Plenary Speakers

We are pleased to announce that two of the plenary speakers are already confirmed. They are Gary Tomlinson (John Hay Whitney Professor of Music & the Humanities, Yale University), and Neal Peres Da Costa (Associate Professor, Historical Performance, Sydney Conservatorium of Music).

 

Conference Theme

The theme “Musical Dialogues” seeks to engage with and showcase a wide breadth of scholarly expertise. This might involve a consideration of the way dialogue takes place in musical collaborations, performer-composer interactions, or the critical and hermeneutic discourse that has sprung up around many types of music. Participants might also consider exploring dialogues across history (not forgetting that the present changes the past as much as the past influences the present) or how a composer, work, or practice can be understood as a response to past phenomena, be they musical, cultural or social. Other types of dialogue for consideration might be those that take place between different traditions that co-exist within the same geographical space: settler societies such as Australia have a rich heritage of such cross-cultural interactions.

 

We particularly welcome papers addressing the following topics, though these are only suggestions and should not constrain authors.

  • Australian music: intercultural and intra-cultural exchanges
  • Performance as dialogue (with the composer/work/audience)
  • Temporal intersections: music of the past in the present; new musics in the context of their pasts
  • Global musical dialogues
  • Musical institutions as they engage with their social contexts
  • Discourses in music theory and historiography
  • Popular music as social discourse
  • Jazz scenes, communities and practices
  • Sound and image: dialogues between music and the visual – iconography, film, gaming

Free papers are also welcome.

 

Guidelines for Applicants

Scholars are invited to submit 250-word abstracts for individual presentations related to the conference sub-topics listed above or in the category of “free paper” to the following email address kathleen.nelson@sydney.edu.au. All submissions must be received by 1 April 2015 and will be acknowledged with a receipt to sender. The conference format will provide each successful applicant with 20-minutes for presentation and 10 minutes for Q&A. Applicants will be informed of acceptance by 29 April 2015.

 

The planning committee will also accept proposals for panel sessions related to the conference theme. Proposals for panel sessions should be 250-words in length, include a full list of panel members and be submitted as per the guidelines outlined above.

 

Special Events

A variety of performances will be held during the conference. A highlight will be a new Noh (shinsaku Nô) play in English by Allan Marett to be presented by members of The Oppenheimer Noh Project during the conference. Entitled “Oppenheimer,” the play focuses on the development and use of the atomic bomb on Hiroshima in 1945. Conference registrants will be offered tickets to this event at a specially discounted price.

 

Planning Committee

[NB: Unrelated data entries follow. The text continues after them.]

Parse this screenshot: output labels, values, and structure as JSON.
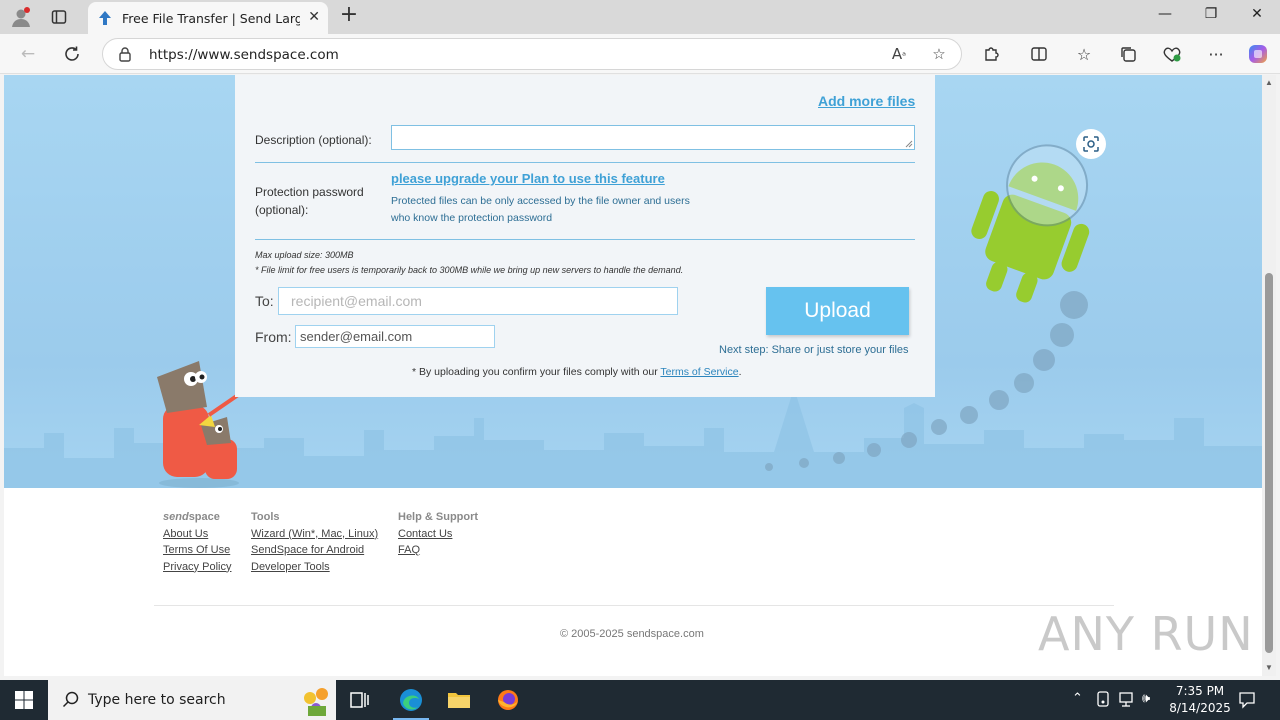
{
  "browser": {
    "tab_title": "Free File Transfer | Send Large File",
    "tab_close": "✕",
    "new_tab": "+",
    "url": "https://www.sendspace.com",
    "window_controls": {
      "minimize": "—",
      "restore": "❐",
      "close": "✕"
    }
  },
  "page": {
    "add_more_files": "Add more files",
    "description_label": "Description (optional):",
    "protection_label_line1": "Protection password",
    "protection_label_line2": "(optional):",
    "upgrade_link": "please upgrade your Plan to use this feature",
    "protection_note": "Protected files can be only accessed by the file owner and users who know the protection password",
    "max_upload": "Max upload size: 300MB",
    "limit_note": "* File limit for free users is temporarily back to 300MB while we bring up new servers to handle the demand.",
    "to_label": "To:",
    "to_placeholder": "recipient@email.com",
    "from_label": "From:",
    "from_value": "sender@email.com",
    "upload_button": "Upload",
    "next_step": "Next step: Share or just store your files",
    "tos_prefix": "* By uploading you confirm your files comply with our ",
    "tos_link": "Terms of Service",
    "tos_suffix": "."
  },
  "footer": {
    "brand_prefix": "send",
    "brand_suffix": "space",
    "brand_links": [
      "About Us",
      "Terms Of Use",
      "Privacy Policy"
    ],
    "tools_heading": "Tools",
    "tools_links": [
      "Wizard (Win*, Mac, Linux)",
      "SendSpace for Android",
      "Developer Tools"
    ],
    "help_heading": "Help & Support",
    "help_links": [
      "Contact Us",
      "FAQ"
    ],
    "copyright": "© 2005-2025 sendspace.com"
  },
  "watermark": "ANY RUN",
  "taskbar": {
    "search_placeholder": "Type here to search",
    "time": "7:35 PM",
    "date": "8/14/2025"
  },
  "colors": {
    "accent_link": "#3fa1d6",
    "upload_button": "#66c2ef",
    "hero_background": "#a8d6f2"
  }
}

Linda Barwick, Christopher Coady, David Larkin, Alan Maddox and Kathleen Nelson

 

For further information please contact Christopher Coady (christopher.coady@sydney.edu.au) or Kathleen Nelson (kathleen.nelson@sydney.edu.au).